BACKGROUND The mechanisms of paraneoplastic thrombocytosis in ovarian cancer and the role that platelets play in abetting cancer growth are unclear. METHODS We analyzed clinical data on 619 patients with epithelial ovarian cancer to test associations between platelet counts and disease outcome. Human samples and mouse models of epithelial ovarian cancer(More)
To identify genetic factors that interact with social environments to impact human health, we used a bioinformatic strategy that couples expression array-based detection of environmentally responsive transcription factors with in silico discovery of regulatory polymorphisms to predict genetic loci that modulate transcriptional responses to stressful(More)
PURPOSE There is growing evidence that stress and other behavioral factors may affect cancer progression and patient survival. The underlying mechanisms for this association are poorly understood. The purpose of this study is to determine the effects of stress-associated hormones norepinephrine, epinephrine, and cortisol on the invasive potential of ovarian(More)
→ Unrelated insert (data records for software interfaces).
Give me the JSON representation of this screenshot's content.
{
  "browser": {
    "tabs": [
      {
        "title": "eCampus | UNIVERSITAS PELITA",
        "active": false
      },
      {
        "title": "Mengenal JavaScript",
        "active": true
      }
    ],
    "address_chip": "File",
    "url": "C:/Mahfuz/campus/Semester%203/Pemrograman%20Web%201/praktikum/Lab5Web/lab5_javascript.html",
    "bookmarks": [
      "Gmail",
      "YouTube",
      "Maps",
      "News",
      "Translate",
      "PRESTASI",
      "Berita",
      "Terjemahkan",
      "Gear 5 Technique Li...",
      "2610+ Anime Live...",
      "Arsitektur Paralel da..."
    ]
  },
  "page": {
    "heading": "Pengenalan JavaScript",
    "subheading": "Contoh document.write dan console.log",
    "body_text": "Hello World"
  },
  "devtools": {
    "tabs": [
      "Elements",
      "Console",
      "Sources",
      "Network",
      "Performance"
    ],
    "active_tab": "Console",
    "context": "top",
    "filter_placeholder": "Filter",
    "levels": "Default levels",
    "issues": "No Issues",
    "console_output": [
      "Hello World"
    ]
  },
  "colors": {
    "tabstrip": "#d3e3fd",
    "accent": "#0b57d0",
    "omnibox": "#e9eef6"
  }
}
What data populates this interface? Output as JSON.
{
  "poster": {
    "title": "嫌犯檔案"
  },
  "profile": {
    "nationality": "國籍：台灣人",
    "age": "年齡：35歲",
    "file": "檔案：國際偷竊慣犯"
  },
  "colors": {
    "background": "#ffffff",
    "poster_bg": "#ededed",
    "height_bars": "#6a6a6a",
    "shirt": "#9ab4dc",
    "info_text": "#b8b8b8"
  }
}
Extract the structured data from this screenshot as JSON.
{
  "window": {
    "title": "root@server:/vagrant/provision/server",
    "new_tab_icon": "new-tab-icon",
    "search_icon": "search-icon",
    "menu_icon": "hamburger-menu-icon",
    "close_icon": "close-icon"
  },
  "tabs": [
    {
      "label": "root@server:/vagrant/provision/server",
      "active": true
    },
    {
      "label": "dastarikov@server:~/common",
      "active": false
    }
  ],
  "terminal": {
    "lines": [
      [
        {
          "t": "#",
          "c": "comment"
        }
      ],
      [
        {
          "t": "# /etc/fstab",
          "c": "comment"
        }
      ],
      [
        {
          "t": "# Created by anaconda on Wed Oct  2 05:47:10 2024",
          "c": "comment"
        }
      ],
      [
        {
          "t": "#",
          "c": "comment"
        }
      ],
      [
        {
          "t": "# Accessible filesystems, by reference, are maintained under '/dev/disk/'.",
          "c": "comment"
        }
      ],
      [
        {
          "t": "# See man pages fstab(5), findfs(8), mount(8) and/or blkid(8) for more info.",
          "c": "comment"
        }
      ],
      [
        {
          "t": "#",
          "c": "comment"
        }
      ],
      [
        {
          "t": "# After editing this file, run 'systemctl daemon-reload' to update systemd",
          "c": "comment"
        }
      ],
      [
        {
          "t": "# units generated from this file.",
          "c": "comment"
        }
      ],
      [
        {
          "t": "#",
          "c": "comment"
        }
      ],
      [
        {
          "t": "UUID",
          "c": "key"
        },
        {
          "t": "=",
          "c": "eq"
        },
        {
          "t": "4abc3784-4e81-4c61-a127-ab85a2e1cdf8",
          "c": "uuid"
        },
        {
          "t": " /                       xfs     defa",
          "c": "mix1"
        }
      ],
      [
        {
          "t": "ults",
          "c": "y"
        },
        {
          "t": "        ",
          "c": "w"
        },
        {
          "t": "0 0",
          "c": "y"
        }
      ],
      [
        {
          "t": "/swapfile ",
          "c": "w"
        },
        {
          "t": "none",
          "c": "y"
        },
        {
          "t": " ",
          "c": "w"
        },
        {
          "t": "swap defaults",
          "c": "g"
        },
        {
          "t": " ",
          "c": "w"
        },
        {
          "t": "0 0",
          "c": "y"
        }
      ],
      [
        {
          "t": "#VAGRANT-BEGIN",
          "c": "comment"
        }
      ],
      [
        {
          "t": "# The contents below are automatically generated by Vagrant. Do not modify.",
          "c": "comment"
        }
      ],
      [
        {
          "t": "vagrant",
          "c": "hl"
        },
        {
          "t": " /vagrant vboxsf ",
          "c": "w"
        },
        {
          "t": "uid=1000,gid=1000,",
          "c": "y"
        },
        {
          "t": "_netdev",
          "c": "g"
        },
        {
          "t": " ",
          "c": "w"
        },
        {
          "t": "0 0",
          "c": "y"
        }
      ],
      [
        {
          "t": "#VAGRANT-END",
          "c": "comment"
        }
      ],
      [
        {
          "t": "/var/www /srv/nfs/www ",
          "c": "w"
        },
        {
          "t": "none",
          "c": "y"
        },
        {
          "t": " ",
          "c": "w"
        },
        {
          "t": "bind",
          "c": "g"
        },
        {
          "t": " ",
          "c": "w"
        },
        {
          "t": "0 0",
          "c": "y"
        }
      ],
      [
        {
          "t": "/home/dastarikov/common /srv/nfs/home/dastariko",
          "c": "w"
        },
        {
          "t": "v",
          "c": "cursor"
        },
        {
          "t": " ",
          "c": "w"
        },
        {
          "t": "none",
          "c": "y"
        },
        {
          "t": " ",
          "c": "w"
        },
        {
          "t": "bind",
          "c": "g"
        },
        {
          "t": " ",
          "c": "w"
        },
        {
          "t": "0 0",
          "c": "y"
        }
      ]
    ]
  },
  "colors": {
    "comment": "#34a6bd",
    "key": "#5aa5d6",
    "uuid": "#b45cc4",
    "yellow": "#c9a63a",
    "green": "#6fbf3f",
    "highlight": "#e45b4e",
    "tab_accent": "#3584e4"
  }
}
Epidemiological studies indicate that stress, chronic depression and lack of social support might serve as risk factors for cancer development and progression. Recent cellular and molecular studies have identified biological processes that could potentially mediate such effects. This review integrates clinical, cellular and molecular studies to provide a(More)
PURPOSE Stress has long been believed to influence carcinogenesis, but little is known about physiological mechanisms that may underlie these effects. We have recently observed lower levels of vascular endothelial growth factor (VEGF) in ovarian cancer patients with greater social support, whereas higher VEGF was found in patients with greater distress. The(More)
Motivated by previous indications that beta-adrenergic signaling can regulate tumor cell gene expression in model systems, we sought to determine whether similar dynamics occur in primary human ovarian cancer. DNA microarray analyses of 10 ovarian carcinomas identified 266 human transcripts that were differentially expressed in tumors from patients with(More)
BACKGROUND Non-pharmacological behavioural adjuncts have been suggested as efficient safe means in reducing discomfort and adverse effects during medical procedures. We tested this assumption for patients undergoing percutaneous vascular and renal procedures in a prospective, randomised, single-centre study. METHODS 241 patients were randomised to receive(More)
BACKGROUND Relations among psychological stress, depression, social support, and interleukin-6 (IL-6, a proinflammatory cytokine) have been documented in humans and animals. Because elevated IL-6 is associated with a poorer prognosis among ovarian cancer patients and has been implicated in the metastasis of ovarian cancer, the current study examined(More)
Recent studies have demonstrated that chronic stress promotes tumor growth, angiogenesis, and metastasis. In ovarian cancer, levels of the pro-angiogenic cytokine, interleukin 6 (IL-6), are known to be elevated in individuals experiencing chronic stress, but the mechanism(s) by which this cytokine is regulated and its role in tumor growth remain under(More)